Urbina relieved Pavano to begin the ninth and quickly retired Jason Giambi. Williams singled to center and Matsui walked, putting the tying runs on base. Posada hit into a fielder's choice, putting runners at the corners with two outs.
Urbina fell behind on Sierra, 3-0, but battled back to work the count full. Sierra fouled off a couple of pitches, then lined Urbina's eighth pitch down the right-field line for a triple, scoring Williams and pinch-runner David Dellucci to tie the game.
"I just tried to put the bat on the ball," said Sierra, who was stranded at third after Boone grounded out to short. "He's a great pitcher, so I just tried to stay back, concentrate more and look for the right pitch."
Jose Contreras tossed two scoreless innings of relief for New York, while Florida's Chad Fox, after getting through the 10th, ran into trouble in the 11th.
Williams led off the 11th with a double, his fourth hit of the night. Fox then walked Matsui, putting runners at first and second. Dellucci bunted them into scoring position, and the Yankees sent up Juan Rivera to pinch-hit for Contreras.
"I needed to score a run," said Torre of the decision.
The Marlins elected to walk Rivera and brought in Braden Looper to get out of the jam. Looper did just that, striking out Boone and getting John Flaherty to pop out to third.
"Looper has a good sinker that runs in on you," Flaherty said. "I found that out the hard way."
Weaver started the 11th for New York, making his first appearance in a game since Sept. 24. He retired the Marlins in order, pumping his fist as he walked off the mound.
"I was very confident out there, I felt good about the way I warmed up and then after the 11th inning," said Weaver, who has struggled mightily this season. "The regular season was behind me, so I felt I had a chance to make things go my way.
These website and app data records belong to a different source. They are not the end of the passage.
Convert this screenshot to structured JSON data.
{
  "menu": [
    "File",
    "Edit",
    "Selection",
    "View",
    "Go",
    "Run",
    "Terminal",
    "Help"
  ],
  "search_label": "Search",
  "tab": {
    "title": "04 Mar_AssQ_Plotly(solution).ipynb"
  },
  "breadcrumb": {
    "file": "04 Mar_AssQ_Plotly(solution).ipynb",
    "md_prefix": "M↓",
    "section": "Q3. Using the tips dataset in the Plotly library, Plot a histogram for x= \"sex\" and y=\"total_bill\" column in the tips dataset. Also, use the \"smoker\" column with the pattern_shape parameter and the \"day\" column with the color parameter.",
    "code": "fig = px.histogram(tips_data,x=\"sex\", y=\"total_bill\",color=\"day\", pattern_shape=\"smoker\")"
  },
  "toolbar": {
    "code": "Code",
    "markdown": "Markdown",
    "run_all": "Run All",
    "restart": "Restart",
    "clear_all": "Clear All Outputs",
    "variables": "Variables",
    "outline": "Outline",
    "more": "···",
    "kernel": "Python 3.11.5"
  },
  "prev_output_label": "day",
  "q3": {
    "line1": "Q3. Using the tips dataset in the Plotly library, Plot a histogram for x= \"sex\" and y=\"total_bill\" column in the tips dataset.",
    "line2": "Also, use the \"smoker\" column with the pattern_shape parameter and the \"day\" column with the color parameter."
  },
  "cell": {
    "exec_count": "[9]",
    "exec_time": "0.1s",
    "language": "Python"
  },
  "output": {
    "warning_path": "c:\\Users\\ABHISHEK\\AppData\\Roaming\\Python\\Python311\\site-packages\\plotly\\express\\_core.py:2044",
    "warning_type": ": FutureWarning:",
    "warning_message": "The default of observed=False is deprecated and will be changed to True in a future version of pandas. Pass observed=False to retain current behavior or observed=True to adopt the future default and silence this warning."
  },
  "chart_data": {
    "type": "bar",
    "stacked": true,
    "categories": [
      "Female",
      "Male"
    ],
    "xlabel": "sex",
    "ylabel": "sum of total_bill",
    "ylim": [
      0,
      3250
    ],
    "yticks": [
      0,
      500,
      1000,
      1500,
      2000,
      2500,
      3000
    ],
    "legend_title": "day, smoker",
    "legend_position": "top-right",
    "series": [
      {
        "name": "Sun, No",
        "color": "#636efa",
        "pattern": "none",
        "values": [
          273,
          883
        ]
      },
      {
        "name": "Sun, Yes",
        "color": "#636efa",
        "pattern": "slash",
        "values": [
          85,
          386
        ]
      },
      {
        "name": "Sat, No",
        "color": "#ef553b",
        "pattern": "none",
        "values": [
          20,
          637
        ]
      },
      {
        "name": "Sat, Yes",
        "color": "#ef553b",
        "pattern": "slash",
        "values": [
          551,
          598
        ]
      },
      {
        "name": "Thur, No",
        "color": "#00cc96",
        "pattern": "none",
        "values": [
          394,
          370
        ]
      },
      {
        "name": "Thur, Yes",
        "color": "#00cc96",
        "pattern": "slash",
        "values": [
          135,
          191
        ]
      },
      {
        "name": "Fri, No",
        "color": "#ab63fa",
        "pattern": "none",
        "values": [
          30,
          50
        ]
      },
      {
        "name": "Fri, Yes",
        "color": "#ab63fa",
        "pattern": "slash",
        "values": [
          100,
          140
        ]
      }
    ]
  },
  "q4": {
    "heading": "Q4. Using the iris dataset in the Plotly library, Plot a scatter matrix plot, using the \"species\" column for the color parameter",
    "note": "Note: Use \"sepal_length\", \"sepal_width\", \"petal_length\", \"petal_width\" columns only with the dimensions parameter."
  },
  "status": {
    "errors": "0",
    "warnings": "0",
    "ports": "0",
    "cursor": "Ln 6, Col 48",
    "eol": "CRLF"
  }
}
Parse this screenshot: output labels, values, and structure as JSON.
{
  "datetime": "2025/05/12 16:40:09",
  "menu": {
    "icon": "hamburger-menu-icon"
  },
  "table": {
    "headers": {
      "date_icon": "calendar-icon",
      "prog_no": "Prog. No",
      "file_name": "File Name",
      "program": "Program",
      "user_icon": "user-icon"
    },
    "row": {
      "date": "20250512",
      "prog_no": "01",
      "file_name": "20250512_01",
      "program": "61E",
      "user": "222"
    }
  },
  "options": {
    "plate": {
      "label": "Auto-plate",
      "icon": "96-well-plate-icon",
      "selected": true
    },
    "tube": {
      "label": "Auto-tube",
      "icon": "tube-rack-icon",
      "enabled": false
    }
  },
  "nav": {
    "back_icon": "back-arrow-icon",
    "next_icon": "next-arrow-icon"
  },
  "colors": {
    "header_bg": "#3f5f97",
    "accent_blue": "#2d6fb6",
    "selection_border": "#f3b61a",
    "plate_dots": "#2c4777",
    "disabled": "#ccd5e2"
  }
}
The way I felt tonight, I thought I could give them a couple of solid innings."
"Everybody on our club was pulling for Weave, after all that he's been through this year," Flaherty said. "He threw a nice inning, and I was thinking that this would be a little justice for him. It didn't work out that way."
After Looper tossed a scoreless top of the 12th, Gonzalez worked the count full to lead off the Marlins' half of the 12th. The shortstop drilled the payoff pitch down the left-field line, barely clearing the 330-foot sign on the wall, setting off a celebration both on the field and in the stands.
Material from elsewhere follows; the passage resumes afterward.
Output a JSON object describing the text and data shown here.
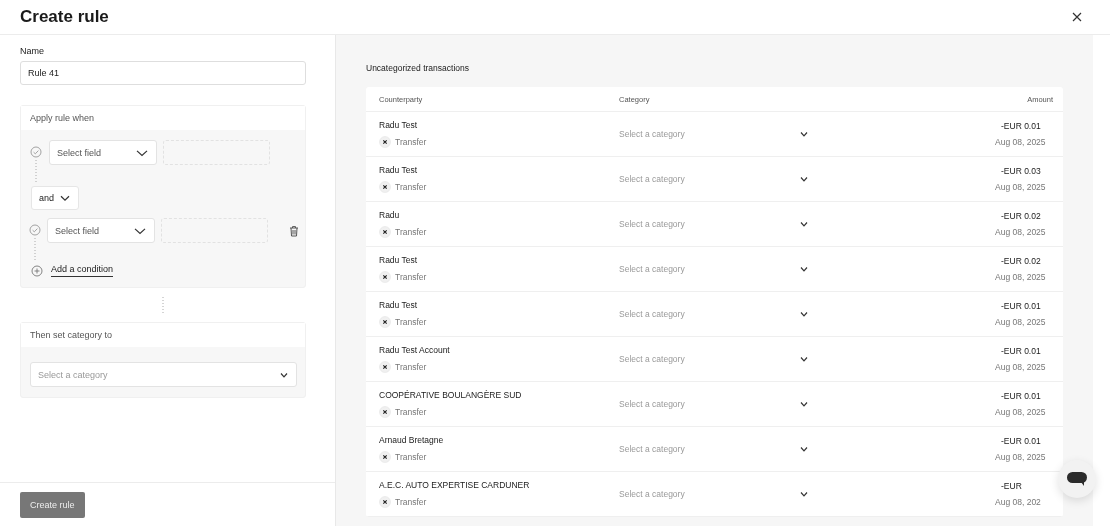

"He hit it 332," Weaver said. "It just didn't go my way at 3-2. I was confident that I could have gotten a breaking ball over, but I had to go with my best pitch, which is my sinker."
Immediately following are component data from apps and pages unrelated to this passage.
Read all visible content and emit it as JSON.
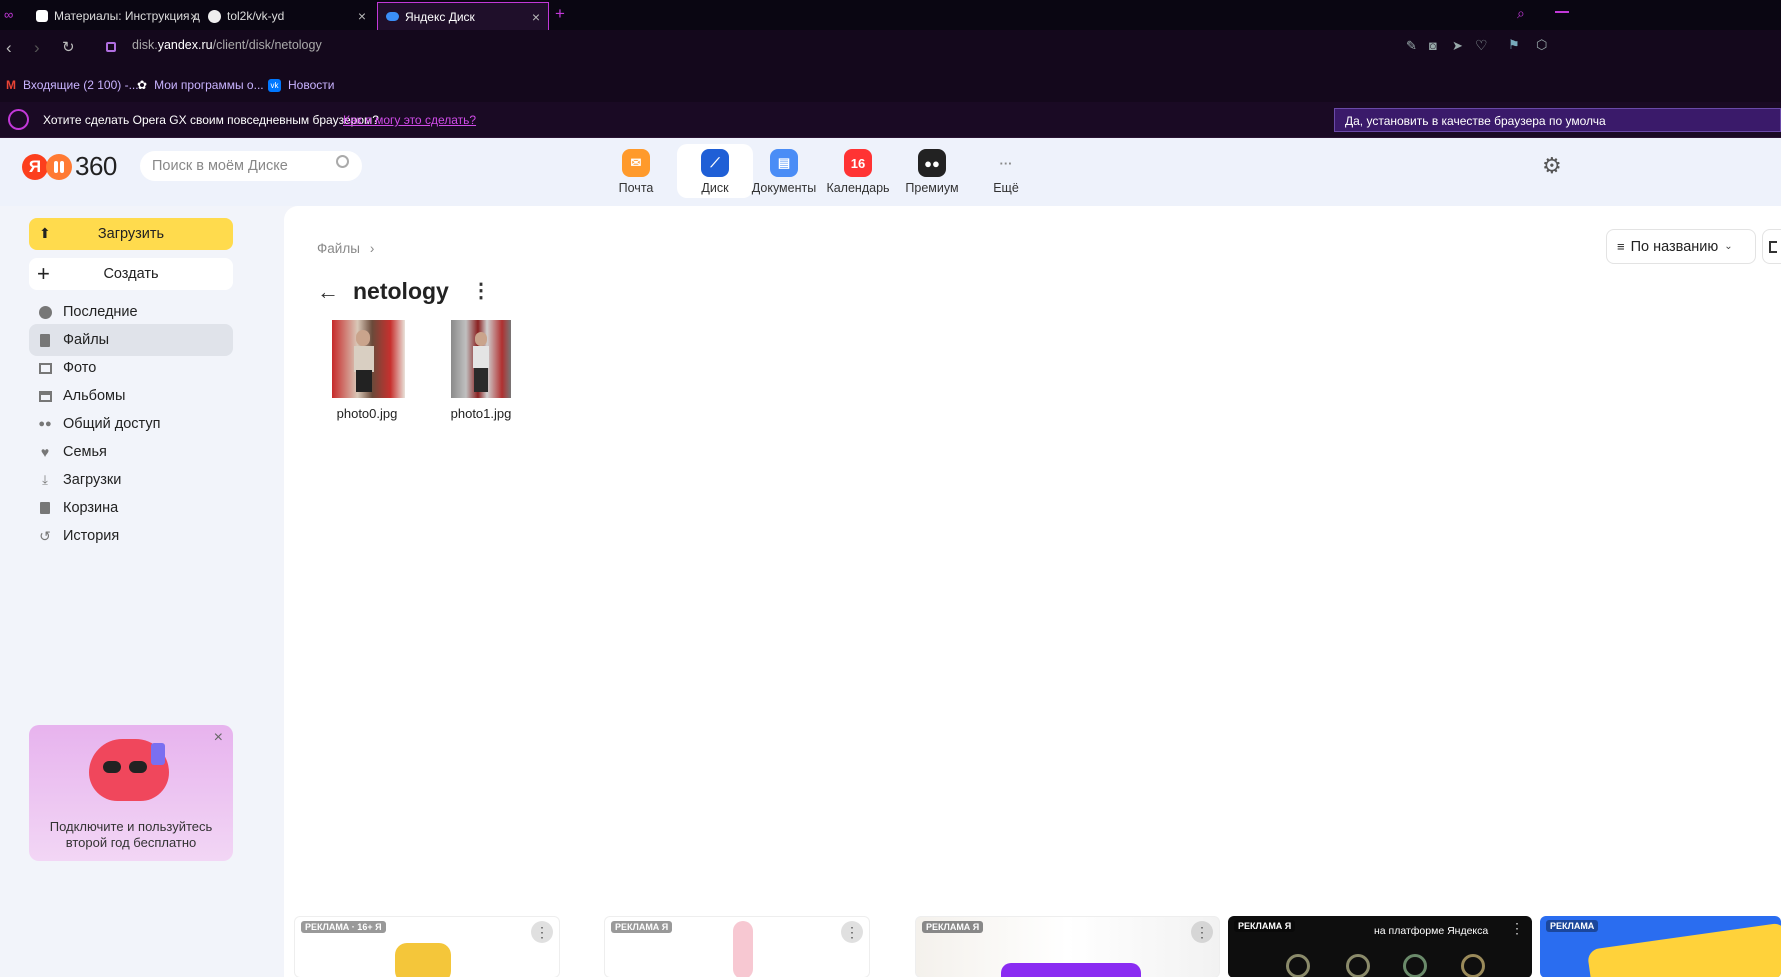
{
  "browser": {
    "tabs": [
      {
        "title": "Материалы: Инструкция д"
      },
      {
        "title": "tol2k/vk-yd"
      },
      {
        "title": "Яндекс Диск"
      }
    ],
    "new_tab": "+",
    "url_host": "disk.yandex.ru",
    "url_prefix": "disk.",
    "url_domain": "yandex.ru",
    "url_path": "/client/disk/netology",
    "bookmarks": [
      {
        "label": "Входящие (2 100) -..."
      },
      {
        "label": "Мои программы о..."
      },
      {
        "label": "Новости"
      }
    ],
    "opera_prompt": "Хотите сделать Opera GX своим повседневным браузером?",
    "opera_link": "Как я могу это сделать?",
    "opera_button": "Да, установить в качестве браузера по умолча"
  },
  "header": {
    "logo_text": "360",
    "logo_letter": "Я",
    "search_placeholder": "Поиск в моём Диске",
    "services": [
      {
        "label": "Почта"
      },
      {
        "label": "Диск"
      },
      {
        "label": "Документы"
      },
      {
        "label": "Календарь",
        "badge": "16"
      },
      {
        "label": "Премиум"
      },
      {
        "label": "Ещё"
      }
    ],
    "more_dots": "···"
  },
  "sidebar": {
    "upload": "Загрузить",
    "create": "Создать",
    "items": [
      {
        "label": "Последние"
      },
      {
        "label": "Файлы"
      },
      {
        "label": "Фото"
      },
      {
        "label": "Альбомы"
      },
      {
        "label": "Общий доступ"
      },
      {
        "label": "Семья"
      },
      {
        "label": "Загрузки"
      },
      {
        "label": "Корзина"
      },
      {
        "label": "История"
      }
    ],
    "promo_text": "Подключите и пользуйтесь второй год бесплатно",
    "promo_close": "×"
  },
  "main": {
    "breadcrumb_root": "Файлы",
    "breadcrumb_sep": "›",
    "folder_title": "netology",
    "sort_label": "По названию",
    "files": [
      {
        "name": "photo0.jpg"
      },
      {
        "name": "photo1.jpg"
      }
    ]
  },
  "ads": [
    {
      "label": "РЕКЛАМА · 16+ Я"
    },
    {
      "label": "РЕКЛАМА Я"
    },
    {
      "label": "РЕКЛАМА Я"
    },
    {
      "label": "РЕКЛАМА Я",
      "text": "на платформе Яндекса"
    },
    {
      "label": "РЕКЛАМА"
    }
  ],
  "colors": {
    "accent_yellow": "#ffdb4d",
    "opera_pink": "#c238d8",
    "brand_red": "#fc3f1d"
  }
}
"He hasn't pitched a whole lot, but he's been throwing," Torre said. "He got to 3-2 and you certainly don't want to walk somebody to lead off an inning. He made him hit it, he did, and the game is over. That was basically it."
The loss leaves the series knotted, and now a best-of-three will determine the World Series champion. David Wells takes his 10-3 career postseason record into his Game 5 start, looking for redemption after his Game 1 loss to Brad Penny and the Marlins.
"Andy Pettitte has been our guy, 0-1, but Boomer seems to rise to the occasion for us," Flaherty said. "Hopefully we can do a little better against Penny than we did at our place, try to go home ahead in the series."
Mark Feinsand is a reporter for
MLB.com. This story was not subject to approval by Major League Baseball or its clubs.